* _DIRECTIONS FOR THIS TASK_: Search the data for the word "values". Reproduce every line where it is found.
====== STUDY MATERIAL ======
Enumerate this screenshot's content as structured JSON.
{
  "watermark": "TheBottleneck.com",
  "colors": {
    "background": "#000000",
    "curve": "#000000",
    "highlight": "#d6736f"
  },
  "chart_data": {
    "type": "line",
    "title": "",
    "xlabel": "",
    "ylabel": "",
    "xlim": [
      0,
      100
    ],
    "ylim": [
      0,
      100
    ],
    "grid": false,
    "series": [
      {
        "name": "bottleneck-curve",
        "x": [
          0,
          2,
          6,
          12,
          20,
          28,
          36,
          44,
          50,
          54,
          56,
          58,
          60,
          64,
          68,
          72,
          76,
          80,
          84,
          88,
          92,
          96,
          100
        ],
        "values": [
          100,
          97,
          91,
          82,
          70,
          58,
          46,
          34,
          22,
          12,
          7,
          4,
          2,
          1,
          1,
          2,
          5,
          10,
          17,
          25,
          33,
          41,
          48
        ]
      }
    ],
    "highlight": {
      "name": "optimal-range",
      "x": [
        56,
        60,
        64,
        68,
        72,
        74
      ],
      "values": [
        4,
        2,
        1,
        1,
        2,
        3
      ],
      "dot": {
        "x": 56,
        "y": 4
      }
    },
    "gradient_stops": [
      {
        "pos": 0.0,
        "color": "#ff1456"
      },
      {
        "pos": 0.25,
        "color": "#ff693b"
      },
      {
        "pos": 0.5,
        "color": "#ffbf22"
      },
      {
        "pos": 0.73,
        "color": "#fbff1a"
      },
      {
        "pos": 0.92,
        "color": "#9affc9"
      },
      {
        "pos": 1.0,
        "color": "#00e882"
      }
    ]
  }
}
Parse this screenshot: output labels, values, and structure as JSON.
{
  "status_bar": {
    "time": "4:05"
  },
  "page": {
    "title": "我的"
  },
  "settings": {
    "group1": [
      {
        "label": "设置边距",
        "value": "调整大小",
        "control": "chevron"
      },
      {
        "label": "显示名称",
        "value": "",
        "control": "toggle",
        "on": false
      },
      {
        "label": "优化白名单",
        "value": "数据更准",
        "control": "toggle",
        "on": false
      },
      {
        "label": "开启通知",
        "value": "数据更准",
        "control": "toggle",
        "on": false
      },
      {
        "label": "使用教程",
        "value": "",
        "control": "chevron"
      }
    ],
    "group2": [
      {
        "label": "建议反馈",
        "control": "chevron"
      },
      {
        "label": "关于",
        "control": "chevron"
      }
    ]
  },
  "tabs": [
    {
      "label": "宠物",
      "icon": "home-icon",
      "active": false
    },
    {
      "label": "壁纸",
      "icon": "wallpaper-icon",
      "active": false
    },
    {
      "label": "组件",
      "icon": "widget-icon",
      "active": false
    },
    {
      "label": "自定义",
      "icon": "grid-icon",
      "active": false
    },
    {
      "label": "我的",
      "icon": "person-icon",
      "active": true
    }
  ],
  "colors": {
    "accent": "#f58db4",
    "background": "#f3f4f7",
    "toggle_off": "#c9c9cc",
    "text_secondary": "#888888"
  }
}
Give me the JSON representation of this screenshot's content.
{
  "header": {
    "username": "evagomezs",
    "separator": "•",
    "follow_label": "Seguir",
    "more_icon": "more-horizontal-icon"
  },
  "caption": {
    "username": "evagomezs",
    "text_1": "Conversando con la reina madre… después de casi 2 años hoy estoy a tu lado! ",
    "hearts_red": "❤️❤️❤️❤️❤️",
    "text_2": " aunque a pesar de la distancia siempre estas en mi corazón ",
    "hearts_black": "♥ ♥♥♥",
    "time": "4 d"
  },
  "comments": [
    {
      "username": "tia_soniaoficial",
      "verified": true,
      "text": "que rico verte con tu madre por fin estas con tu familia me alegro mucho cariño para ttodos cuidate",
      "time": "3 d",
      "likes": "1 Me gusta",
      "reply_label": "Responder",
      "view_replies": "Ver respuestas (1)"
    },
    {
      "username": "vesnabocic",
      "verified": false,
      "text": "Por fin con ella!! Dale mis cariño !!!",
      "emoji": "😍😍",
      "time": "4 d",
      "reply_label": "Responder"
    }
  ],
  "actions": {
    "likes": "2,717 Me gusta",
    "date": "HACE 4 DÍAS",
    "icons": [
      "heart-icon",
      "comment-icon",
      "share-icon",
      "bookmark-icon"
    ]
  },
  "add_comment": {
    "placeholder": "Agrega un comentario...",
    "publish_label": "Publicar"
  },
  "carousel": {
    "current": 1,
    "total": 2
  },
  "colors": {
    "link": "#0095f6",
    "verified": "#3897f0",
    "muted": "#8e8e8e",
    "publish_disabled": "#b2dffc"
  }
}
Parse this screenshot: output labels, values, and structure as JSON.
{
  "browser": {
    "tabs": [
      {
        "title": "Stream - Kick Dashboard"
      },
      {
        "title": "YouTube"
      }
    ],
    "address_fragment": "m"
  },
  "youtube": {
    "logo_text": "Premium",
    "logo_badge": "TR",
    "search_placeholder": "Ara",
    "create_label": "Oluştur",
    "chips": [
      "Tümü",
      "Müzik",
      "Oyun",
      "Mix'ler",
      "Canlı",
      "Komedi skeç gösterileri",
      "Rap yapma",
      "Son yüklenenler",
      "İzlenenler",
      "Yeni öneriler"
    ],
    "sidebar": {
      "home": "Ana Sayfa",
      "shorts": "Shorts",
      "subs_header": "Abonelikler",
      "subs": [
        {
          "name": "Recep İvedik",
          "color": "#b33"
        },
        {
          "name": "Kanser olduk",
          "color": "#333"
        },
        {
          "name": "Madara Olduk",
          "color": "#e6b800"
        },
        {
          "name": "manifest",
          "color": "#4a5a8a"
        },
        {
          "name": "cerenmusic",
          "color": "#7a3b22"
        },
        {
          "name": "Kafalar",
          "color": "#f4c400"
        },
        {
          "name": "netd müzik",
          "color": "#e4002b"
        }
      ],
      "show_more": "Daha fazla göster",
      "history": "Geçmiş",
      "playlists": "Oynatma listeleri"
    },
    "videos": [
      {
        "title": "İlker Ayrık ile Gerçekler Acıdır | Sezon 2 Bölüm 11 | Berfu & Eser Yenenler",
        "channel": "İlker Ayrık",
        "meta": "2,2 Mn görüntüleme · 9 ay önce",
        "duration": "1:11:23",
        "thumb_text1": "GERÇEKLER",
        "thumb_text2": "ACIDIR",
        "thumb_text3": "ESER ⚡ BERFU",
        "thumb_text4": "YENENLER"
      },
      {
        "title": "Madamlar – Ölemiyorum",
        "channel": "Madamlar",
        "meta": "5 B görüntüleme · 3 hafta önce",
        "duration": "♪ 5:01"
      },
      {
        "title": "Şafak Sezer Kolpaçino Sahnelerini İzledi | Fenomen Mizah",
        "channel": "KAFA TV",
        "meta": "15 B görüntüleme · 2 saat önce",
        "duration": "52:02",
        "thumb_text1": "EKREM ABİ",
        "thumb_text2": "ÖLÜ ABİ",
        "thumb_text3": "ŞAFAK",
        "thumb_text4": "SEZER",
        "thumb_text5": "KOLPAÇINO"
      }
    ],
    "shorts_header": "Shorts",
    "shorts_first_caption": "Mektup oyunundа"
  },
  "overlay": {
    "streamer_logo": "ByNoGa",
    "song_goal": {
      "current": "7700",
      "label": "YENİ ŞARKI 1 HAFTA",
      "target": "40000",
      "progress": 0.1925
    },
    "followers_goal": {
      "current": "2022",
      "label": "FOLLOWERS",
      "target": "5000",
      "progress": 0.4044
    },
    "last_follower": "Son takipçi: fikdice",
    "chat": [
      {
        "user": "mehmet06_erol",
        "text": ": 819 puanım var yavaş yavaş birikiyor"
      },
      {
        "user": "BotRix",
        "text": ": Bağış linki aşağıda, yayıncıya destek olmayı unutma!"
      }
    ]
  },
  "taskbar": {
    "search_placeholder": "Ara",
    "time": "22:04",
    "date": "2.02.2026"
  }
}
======
* _EXERCISE ANSWER_:
        "values": [
      "values": [
Parse this screenshot: output labels, values, and structure as JSON.
Parse this screenshot: output labels, values, and structure as JSON.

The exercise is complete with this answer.